● Task brief
What you return should be each line of the data containing the string "finder".

● Data for analysis
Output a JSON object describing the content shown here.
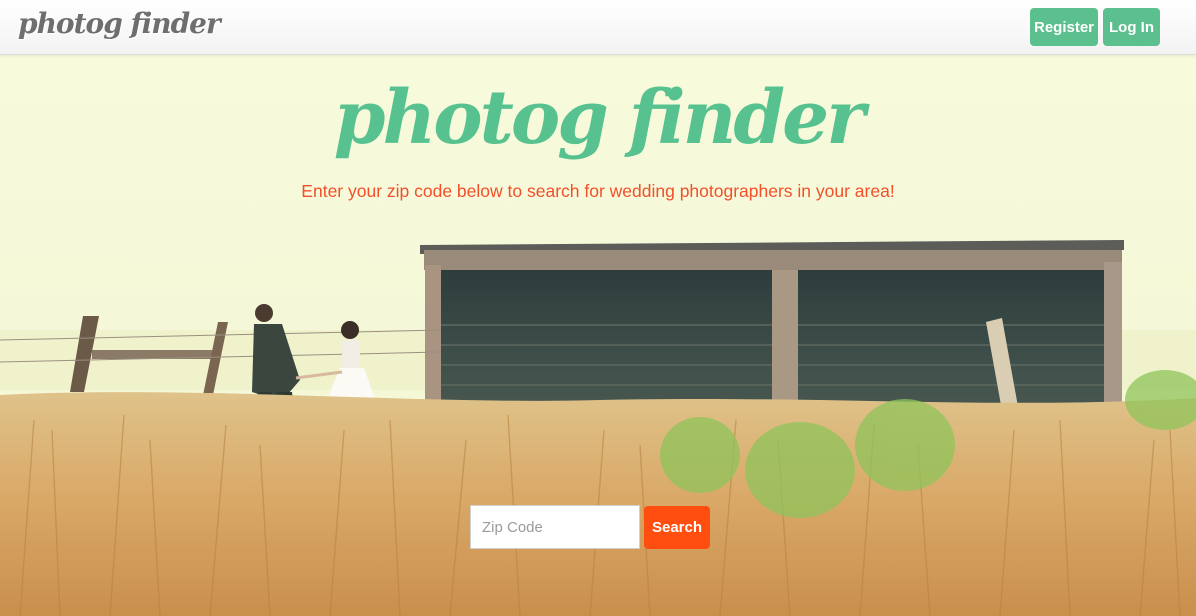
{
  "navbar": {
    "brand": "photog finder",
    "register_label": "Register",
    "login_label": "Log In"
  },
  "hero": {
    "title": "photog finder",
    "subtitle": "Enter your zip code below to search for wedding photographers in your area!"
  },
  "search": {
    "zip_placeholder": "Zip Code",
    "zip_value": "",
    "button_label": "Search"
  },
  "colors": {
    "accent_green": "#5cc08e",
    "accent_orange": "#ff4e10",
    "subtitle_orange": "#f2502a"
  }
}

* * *

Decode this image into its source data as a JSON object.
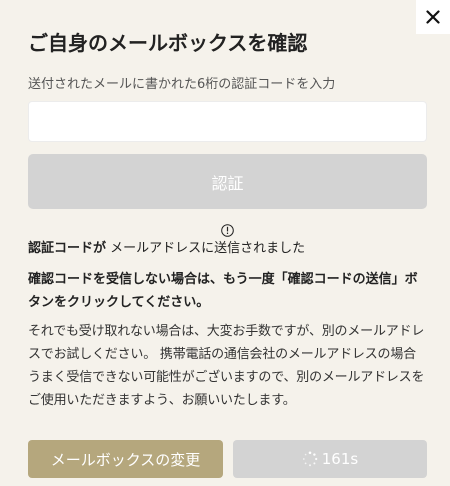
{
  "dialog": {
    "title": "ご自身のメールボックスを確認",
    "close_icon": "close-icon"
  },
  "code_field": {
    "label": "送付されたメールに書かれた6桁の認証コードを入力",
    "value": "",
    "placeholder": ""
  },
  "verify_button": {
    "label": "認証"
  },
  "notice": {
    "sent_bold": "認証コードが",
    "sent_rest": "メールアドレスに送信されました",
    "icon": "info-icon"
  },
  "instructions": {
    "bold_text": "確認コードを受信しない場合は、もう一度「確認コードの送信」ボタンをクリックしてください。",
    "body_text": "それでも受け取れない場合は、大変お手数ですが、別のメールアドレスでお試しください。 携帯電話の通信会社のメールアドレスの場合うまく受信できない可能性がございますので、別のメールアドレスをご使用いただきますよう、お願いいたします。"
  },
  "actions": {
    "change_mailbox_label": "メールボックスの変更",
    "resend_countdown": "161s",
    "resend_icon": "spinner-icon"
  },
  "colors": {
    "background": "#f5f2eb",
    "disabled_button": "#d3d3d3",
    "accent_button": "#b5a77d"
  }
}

● Exercise output
    "brand": "photog finder",
    "title": "photog finder",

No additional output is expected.